78 ANTIMICROBIAL THERAPY
Harrison’s Manual of Medicine
Antimicrobial agents represent one of the twentieth century’s major contributions to human longevity and quality of life. They are among the most commonly prescribed drugs and may be lifesaving. Used inappropriately, however, they can drive up the cost of health care, cause drug interactions and other adverse events, and foster the emergence of resistant pathogens.
Adherence to several guiding principles will promote the most effective use of antimicrobial agents. (1) Whenever possible, material for diagnostic purposes (culture, stains, and special studies) should be obtained before the initiation of therapy so that the pathogen can be identified and its antimicrobial susceptibility determined. (2) Once the pathogen and its susceptibility are known, the antimicrobial therapy chosen should have the narrowest possible spectrum so that the emergence of resistance and the perturbation of the normal flora are minimized. (3) The choice of antimicrobial agent should be guided by the pharmacokinetic and adverse-reaction profile of active compounds, the site of infection, the immune status of the host, and evidence of efficacy from appropriate, well- designed clinical trials. (4) If other factors are equal, the least expensive regimen should be used.

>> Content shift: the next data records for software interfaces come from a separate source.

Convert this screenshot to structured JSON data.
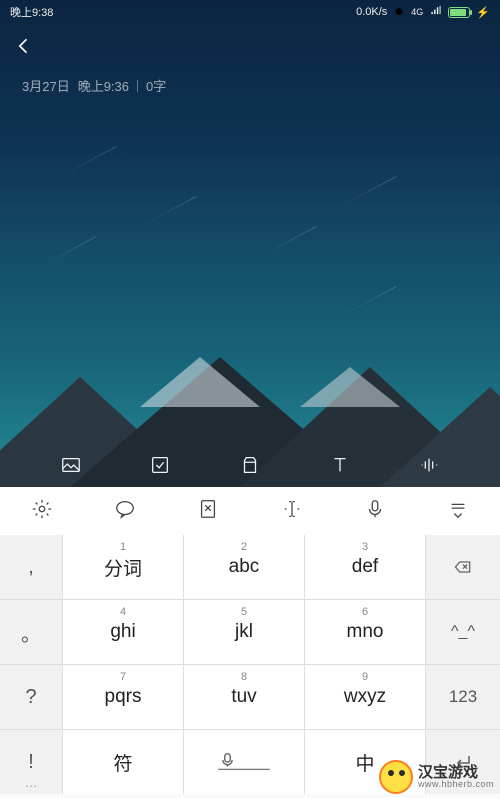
{
  "status": {
    "time": "晚上9:38",
    "net_speed": "0.0K/s",
    "signal_label": "4G"
  },
  "note": {
    "date": "3月27日",
    "time": "晚上9:36",
    "word_count": "0字"
  },
  "toolbar_icons": {
    "image": "image-icon",
    "checklist": "checklist-icon",
    "clipboard": "clipboard-icon",
    "text": "text-style-icon",
    "voice": "voice-wave-icon"
  },
  "kb_top_icons": {
    "settings": "gear-icon",
    "input": "speech-icon",
    "clipboard": "clipboard-cut-icon",
    "cursor": "cursor-icon",
    "mic": "microphone-icon",
    "collapse": "collapse-icon"
  },
  "kb": {
    "side_left": [
      ",",
      "。",
      "?",
      "!",
      "…"
    ],
    "keys": [
      {
        "num": "1",
        "label": "分词"
      },
      {
        "num": "2",
        "label": "abc"
      },
      {
        "num": "3",
        "label": "def"
      },
      {
        "num": "4",
        "label": "ghi"
      },
      {
        "num": "5",
        "label": "jkl"
      },
      {
        "num": "6",
        "label": "mno"
      },
      {
        "num": "7",
        "label": "pqrs"
      },
      {
        "num": "8",
        "label": "tuv"
      },
      {
        "num": "9",
        "label": "wxyz"
      }
    ],
    "side_right": {
      "backspace": "⌫",
      "emoji": "^_^",
      "numeric": "123"
    },
    "bottom": {
      "symbol": "符",
      "lang": "中"
    }
  },
  "watermark": {
    "title": "汉宝游戏",
    "url": "www.hbherb.com"
  }
}
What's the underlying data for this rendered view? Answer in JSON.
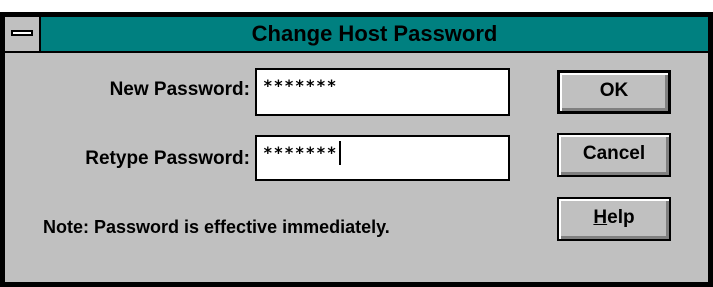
{
  "dialog": {
    "title": "Change Host Password"
  },
  "fields": {
    "new_password": {
      "label": "New Password:",
      "value": "*******"
    },
    "retype_password": {
      "label": "Retype Password:",
      "value": "*******"
    }
  },
  "buttons": {
    "ok": "OK",
    "cancel": "Cancel",
    "help_mnemonic": "H",
    "help_rest": "elp"
  },
  "note": "Note:  Password is effective immediately.",
  "colors": {
    "titlebar": "#008080",
    "dialog_face": "#c0c0c0"
  },
  "icons": {
    "system_menu": "system-menu-icon"
  }
}
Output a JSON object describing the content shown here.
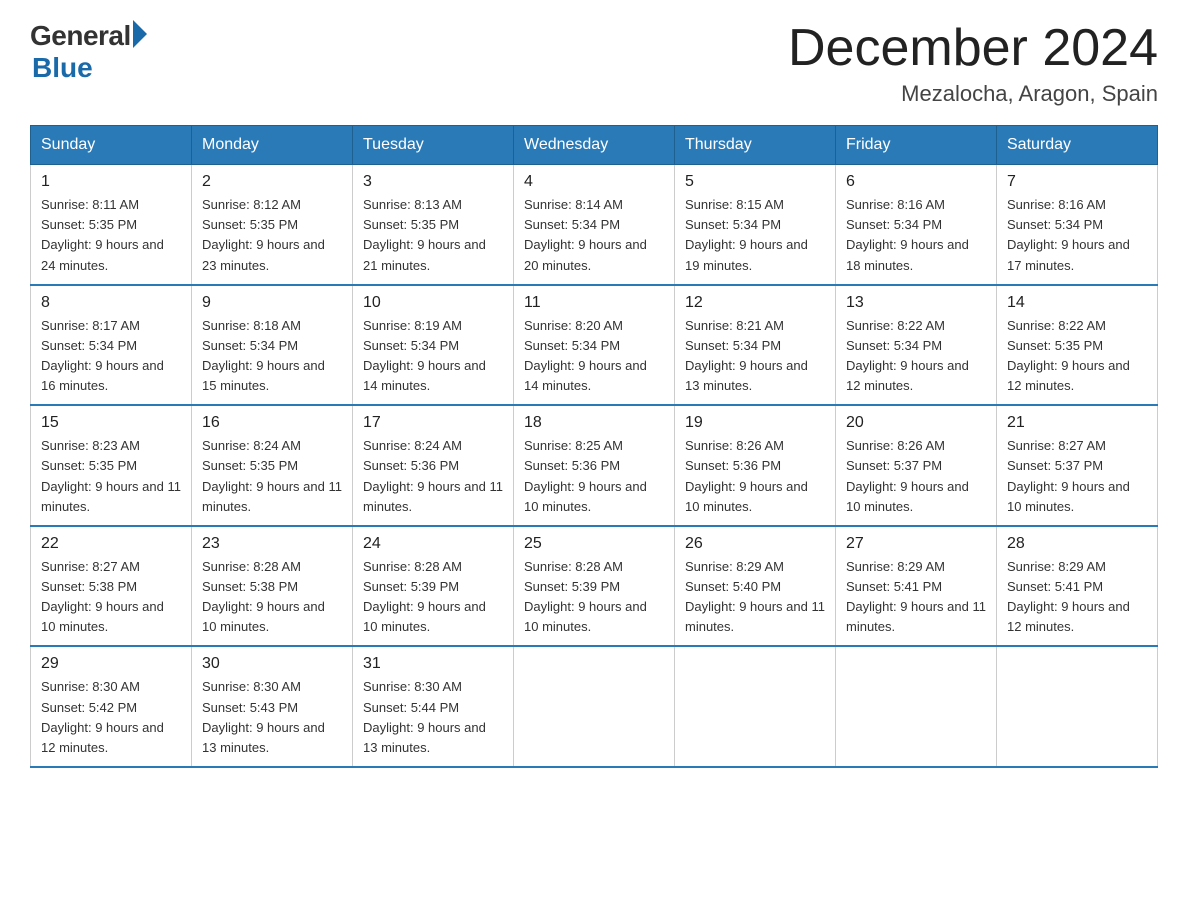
{
  "header": {
    "logo_general": "General",
    "logo_blue": "Blue",
    "month_title": "December 2024",
    "location": "Mezalocha, Aragon, Spain"
  },
  "days_of_week": [
    "Sunday",
    "Monday",
    "Tuesday",
    "Wednesday",
    "Thursday",
    "Friday",
    "Saturday"
  ],
  "weeks": [
    [
      {
        "day": "1",
        "sunrise": "8:11 AM",
        "sunset": "5:35 PM",
        "daylight": "9 hours and 24 minutes."
      },
      {
        "day": "2",
        "sunrise": "8:12 AM",
        "sunset": "5:35 PM",
        "daylight": "9 hours and 23 minutes."
      },
      {
        "day": "3",
        "sunrise": "8:13 AM",
        "sunset": "5:35 PM",
        "daylight": "9 hours and 21 minutes."
      },
      {
        "day": "4",
        "sunrise": "8:14 AM",
        "sunset": "5:34 PM",
        "daylight": "9 hours and 20 minutes."
      },
      {
        "day": "5",
        "sunrise": "8:15 AM",
        "sunset": "5:34 PM",
        "daylight": "9 hours and 19 minutes."
      },
      {
        "day": "6",
        "sunrise": "8:16 AM",
        "sunset": "5:34 PM",
        "daylight": "9 hours and 18 minutes."
      },
      {
        "day": "7",
        "sunrise": "8:16 AM",
        "sunset": "5:34 PM",
        "daylight": "9 hours and 17 minutes."
      }
    ],
    [
      {
        "day": "8",
        "sunrise": "8:17 AM",
        "sunset": "5:34 PM",
        "daylight": "9 hours and 16 minutes."
      },
      {
        "day": "9",
        "sunrise": "8:18 AM",
        "sunset": "5:34 PM",
        "daylight": "9 hours and 15 minutes."
      },
      {
        "day": "10",
        "sunrise": "8:19 AM",
        "sunset": "5:34 PM",
        "daylight": "9 hours and 14 minutes."
      },
      {
        "day": "11",
        "sunrise": "8:20 AM",
        "sunset": "5:34 PM",
        "daylight": "9 hours and 14 minutes."
      },
      {
        "day": "12",
        "sunrise": "8:21 AM",
        "sunset": "5:34 PM",
        "daylight": "9 hours and 13 minutes."
      },
      {
        "day": "13",
        "sunrise": "8:22 AM",
        "sunset": "5:34 PM",
        "daylight": "9 hours and 12 minutes."
      },
      {
        "day": "14",
        "sunrise": "8:22 AM",
        "sunset": "5:35 PM",
        "daylight": "9 hours and 12 minutes."
      }
    ],
    [
      {
        "day": "15",
        "sunrise": "8:23 AM",
        "sunset": "5:35 PM",
        "daylight": "9 hours and 11 minutes."
      },
      {
        "day": "16",
        "sunrise": "8:24 AM",
        "sunset": "5:35 PM",
        "daylight": "9 hours and 11 minutes."
      },
      {
        "day": "17",
        "sunrise": "8:24 AM",
        "sunset": "5:36 PM",
        "daylight": "9 hours and 11 minutes."
      },
      {
        "day": "18",
        "sunrise": "8:25 AM",
        "sunset": "5:36 PM",
        "daylight": "9 hours and 10 minutes."
      },
      {
        "day": "19",
        "sunrise": "8:26 AM",
        "sunset": "5:36 PM",
        "daylight": "9 hours and 10 minutes."
      },
      {
        "day": "20",
        "sunrise": "8:26 AM",
        "sunset": "5:37 PM",
        "daylight": "9 hours and 10 minutes."
      },
      {
        "day": "21",
        "sunrise": "8:27 AM",
        "sunset": "5:37 PM",
        "daylight": "9 hours and 10 minutes."
      }
    ],
    [
      {
        "day": "22",
        "sunrise": "8:27 AM",
        "sunset": "5:38 PM",
        "daylight": "9 hours and 10 minutes."
      },
      {
        "day": "23",
        "sunrise": "8:28 AM",
        "sunset": "5:38 PM",
        "daylight": "9 hours and 10 minutes."
      },
      {
        "day": "24",
        "sunrise": "8:28 AM",
        "sunset": "5:39 PM",
        "daylight": "9 hours and 10 minutes."
      },
      {
        "day": "25",
        "sunrise": "8:28 AM",
        "sunset": "5:39 PM",
        "daylight": "9 hours and 10 minutes."
      },
      {
        "day": "26",
        "sunrise": "8:29 AM",
        "sunset": "5:40 PM",
        "daylight": "9 hours and 11 minutes."
      },
      {
        "day": "27",
        "sunrise": "8:29 AM",
        "sunset": "5:41 PM",
        "daylight": "9 hours and 11 minutes."
      },
      {
        "day": "28",
        "sunrise": "8:29 AM",
        "sunset": "5:41 PM",
        "daylight": "9 hours and 12 minutes."
      }
    ],
    [
      {
        "day": "29",
        "sunrise": "8:30 AM",
        "sunset": "5:42 PM",
        "daylight": "9 hours and 12 minutes."
      },
      {
        "day": "30",
        "sunrise": "8:30 AM",
        "sunset": "5:43 PM",
        "daylight": "9 hours and 13 minutes."
      },
      {
        "day": "31",
        "sunrise": "8:30 AM",
        "sunset": "5:44 PM",
        "daylight": "9 hours and 13 minutes."
      },
      null,
      null,
      null,
      null
    ]
  ]
}
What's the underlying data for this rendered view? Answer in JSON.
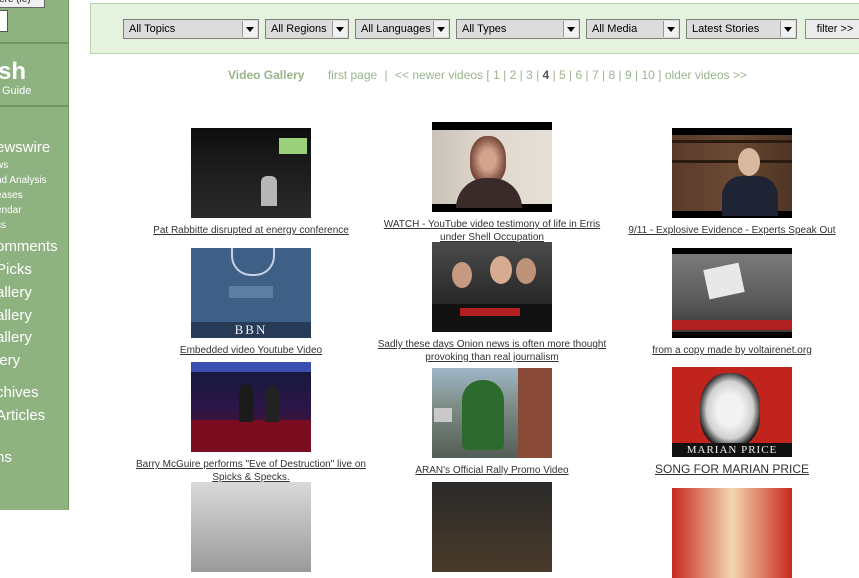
{
  "sidebar": {
    "top_button_label": "ere (ie)",
    "logo_text": "sh",
    "guide_text": "Guide",
    "items": [
      {
        "label": "ewswire",
        "size": "big"
      },
      {
        "label": "ws",
        "size": "small"
      },
      {
        "label": "nd Analysis",
        "size": "small"
      },
      {
        "label": "eases",
        "size": "small"
      },
      {
        "label": "endar",
        "size": "small"
      },
      {
        "label": "ss",
        "size": "small"
      },
      {
        "label": "omments",
        "size": "big"
      },
      {
        "label": "Picks",
        "size": "big"
      },
      {
        "label": "allery",
        "size": "big"
      },
      {
        "label": "allery",
        "size": "big"
      },
      {
        "label": "allery",
        "size": "big"
      },
      {
        "label": "lery",
        "size": "big"
      },
      {
        "label": "chives",
        "size": "big"
      },
      {
        "label": "Articles",
        "size": "big"
      },
      {
        "label": "ns",
        "size": "big"
      }
    ]
  },
  "filters": {
    "topics": "All Topics",
    "regions": "All Regions",
    "languages": "All Languages",
    "types": "All Types",
    "media": "All Media",
    "sort": "Latest Stories",
    "button_label": "filter >>"
  },
  "pager": {
    "title": "Video Gallery",
    "first_page": "first page",
    "sep": "|",
    "newer": "<< newer videos",
    "open_bracket": "[",
    "close_bracket": "]",
    "pages": [
      "1",
      "2",
      "3",
      "4",
      "5",
      "6",
      "7",
      "8",
      "9",
      "10"
    ],
    "current_page": "4",
    "older": "older videos >>"
  },
  "videos": [
    {
      "caption": "Pat Rabbitte disrupted at energy conference",
      "thumb": "rabbitte"
    },
    {
      "caption": "WATCH - YouTube video testimony of life in Erris under Shell Occupation",
      "thumb": "erris"
    },
    {
      "caption": "9/11 - Explosive Evidence - Experts Speak Out",
      "thumb": "911"
    },
    {
      "caption": "Embedded video Youtube Video",
      "thumb": "youtube",
      "overlay": "BBN"
    },
    {
      "caption": "Sadly these days Onion news is often more thought provoking than real journalism",
      "thumb": "onion"
    },
    {
      "caption": "from a copy made by voltairenet.org",
      "thumb": "voltaire"
    },
    {
      "caption": "Barry McGuire performs \"Eve of Destruction\" live on Spicks & Specks.",
      "thumb": "mcguire"
    },
    {
      "caption": "ARAN's Official Rally Promo Video",
      "thumb": "aran"
    },
    {
      "caption": "SONG FOR MARIAN PRICE",
      "thumb": "marian",
      "overlay": "MARIAN PRICE"
    }
  ]
}
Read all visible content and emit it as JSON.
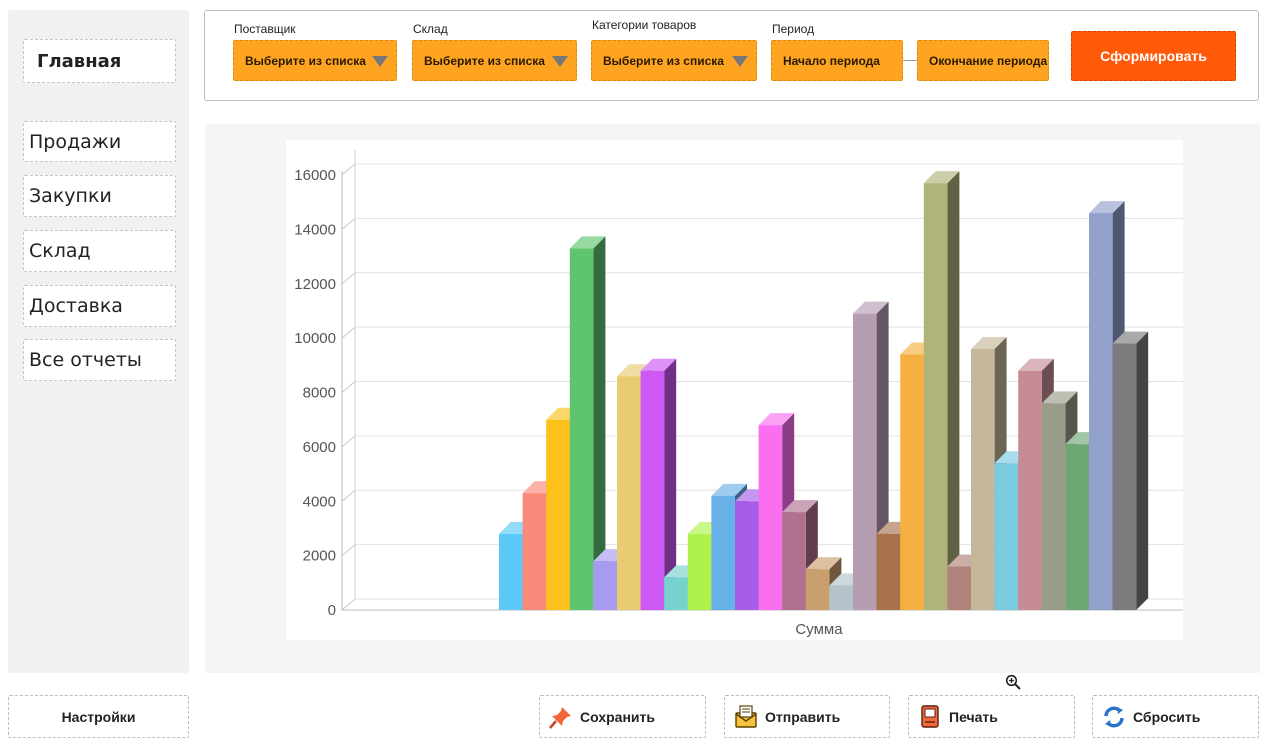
{
  "sidebar": {
    "home": "Главная",
    "items": [
      {
        "label": "Продажи"
      },
      {
        "label": "Закупки"
      },
      {
        "label": "Склад"
      },
      {
        "label": "Доставка"
      },
      {
        "label": "Все отчеты"
      }
    ],
    "settings": "Настройки"
  },
  "filters": {
    "supplier_label": "Поставщик",
    "supplier_value": "Выберите из списка",
    "warehouse_label": "Склад",
    "warehouse_value": "Выберите из списка",
    "category_label": "Категории товаров",
    "category_value": "Выберите из списка",
    "period_label": "Период",
    "period_start": "Начало периода",
    "period_end": "Окончание периода",
    "generate": "Сформировать"
  },
  "footer": {
    "save": "Сохранить",
    "send": "Отправить",
    "print": "Печать",
    "reset": "Сбросить"
  },
  "colors": {
    "dropdown": "#ffa421",
    "generate": "#ff5a0a"
  },
  "chart_data": {
    "type": "bar",
    "xlabel": "Сумма",
    "ylim": [
      0,
      16000
    ],
    "yticks": [
      0,
      2000,
      4000,
      6000,
      8000,
      10000,
      12000,
      14000,
      16000
    ],
    "grid": true,
    "legend": "none",
    "series": [
      {
        "value": 2800,
        "color": "#5bc8f7"
      },
      {
        "value": 4300,
        "color": "#f98a7a"
      },
      {
        "value": 7000,
        "color": "#fcc11a"
      },
      {
        "value": 13300,
        "color": "#5ec46e"
      },
      {
        "value": 1800,
        "color": "#a79af0"
      },
      {
        "value": 8600,
        "color": "#e9cb71"
      },
      {
        "value": 8800,
        "color": "#cc58f5"
      },
      {
        "value": 1200,
        "color": "#75d2cc"
      },
      {
        "value": 2800,
        "color": "#adf24a"
      },
      {
        "value": 4200,
        "color": "#68b0e8"
      },
      {
        "value": 4000,
        "color": "#a85de8"
      },
      {
        "value": 6800,
        "color": "#fa6ef0"
      },
      {
        "value": 3600,
        "color": "#b0718e"
      },
      {
        "value": 1500,
        "color": "#c99f6e"
      },
      {
        "value": 900,
        "color": "#b4c2ca"
      },
      {
        "value": 10900,
        "color": "#b59db2"
      },
      {
        "value": 2800,
        "color": "#a8724c"
      },
      {
        "value": 9400,
        "color": "#f6b042"
      },
      {
        "value": 15700,
        "color": "#b0b37a"
      },
      {
        "value": 1600,
        "color": "#b0827a"
      },
      {
        "value": 9600,
        "color": "#c4b79a"
      },
      {
        "value": 5400,
        "color": "#7acbe0"
      },
      {
        "value": 8800,
        "color": "#c68c96"
      },
      {
        "value": 7600,
        "color": "#9a9c8a"
      },
      {
        "value": 6100,
        "color": "#6da874"
      },
      {
        "value": 14600,
        "color": "#92a0cc"
      },
      {
        "value": 9800,
        "color": "#7b7b7d"
      }
    ]
  }
}
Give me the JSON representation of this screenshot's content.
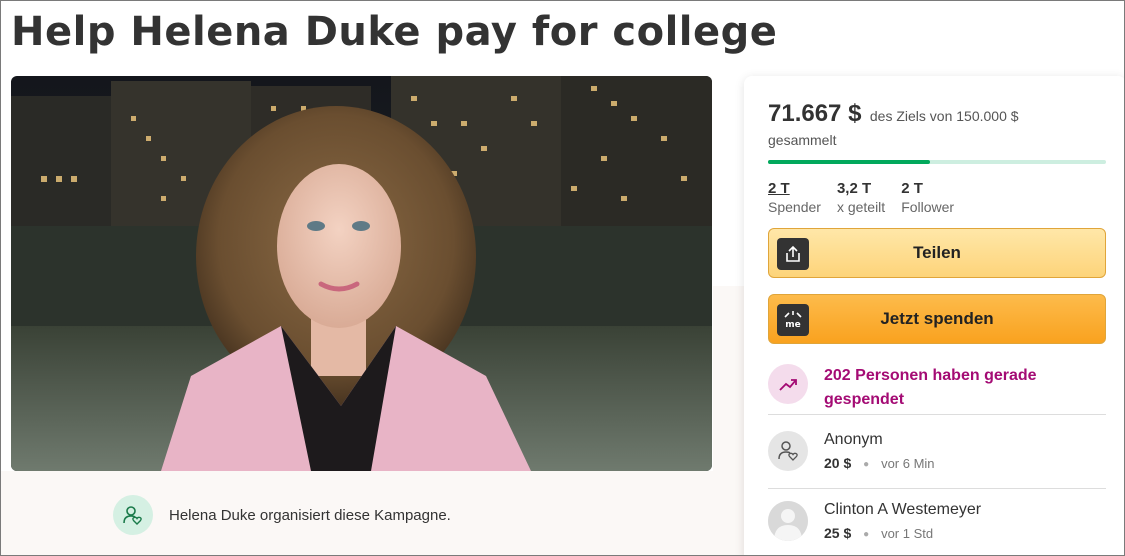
{
  "page": {
    "title": "Help Helena Duke pay for college"
  },
  "organizer": {
    "text": "Helena Duke organisiert diese Kampagne.",
    "icon": "person-heart-icon"
  },
  "donation_card": {
    "raised": "71.667 $",
    "goal_text": "des Ziels von 150.000 $",
    "collected_label": "gesammelt",
    "progress_fraction": 0.478,
    "stats": [
      {
        "value": "2 T",
        "label": "Spender"
      },
      {
        "value": "3,2 T",
        "label": "x geteilt"
      },
      {
        "value": "2 T",
        "label": "Follower"
      }
    ],
    "share_button": "Teilen",
    "donate_button": "Jetzt spenden",
    "trend_text": "202 Personen haben gerade gespendet",
    "donors": [
      {
        "name": "Anonym",
        "amount": "20 $",
        "time": "vor 6 Min"
      },
      {
        "name": "Clinton A Westemeyer",
        "amount": "25 $",
        "time": "vor 1 Std"
      }
    ]
  },
  "colors": {
    "progress_fill": "#02a95c",
    "progress_track": "#cdeee0",
    "trend_text": "#a40b74",
    "donate_button": "#f9a21f",
    "share_button": "#fdd47a"
  }
}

See Table 78-1.
Table 78-1 Major Antibacterial Agents
See Chap. 102, Chap. 103, Chap. 104, Chap. 105, Chap. 106 and Chap. 107.
See Chap. 108 and Chap. 109.
See Chap. 110 and Chap. 111.
For a more detailed discussion, see Archer GL, Polk RE: Treatment and Prophylaxis of Bacterial Infections, Chap. 137, p. 867; Wright PW, Wallace RJ Jr: Antimycobacterial Agents, Chap. 168, p. 1017; Dolin R: Antiviral Chemotherapy, Excluding Antiretroviral Drugs, Chap. 181, p. 1092; Bennett JE: Diagnosis and Treatment of Fungal Infections, Chap. 200, p. 1168; and Moore TA: Therapy for Parasitic Infections, Chap. 212, p. 1192, in HPIM-15.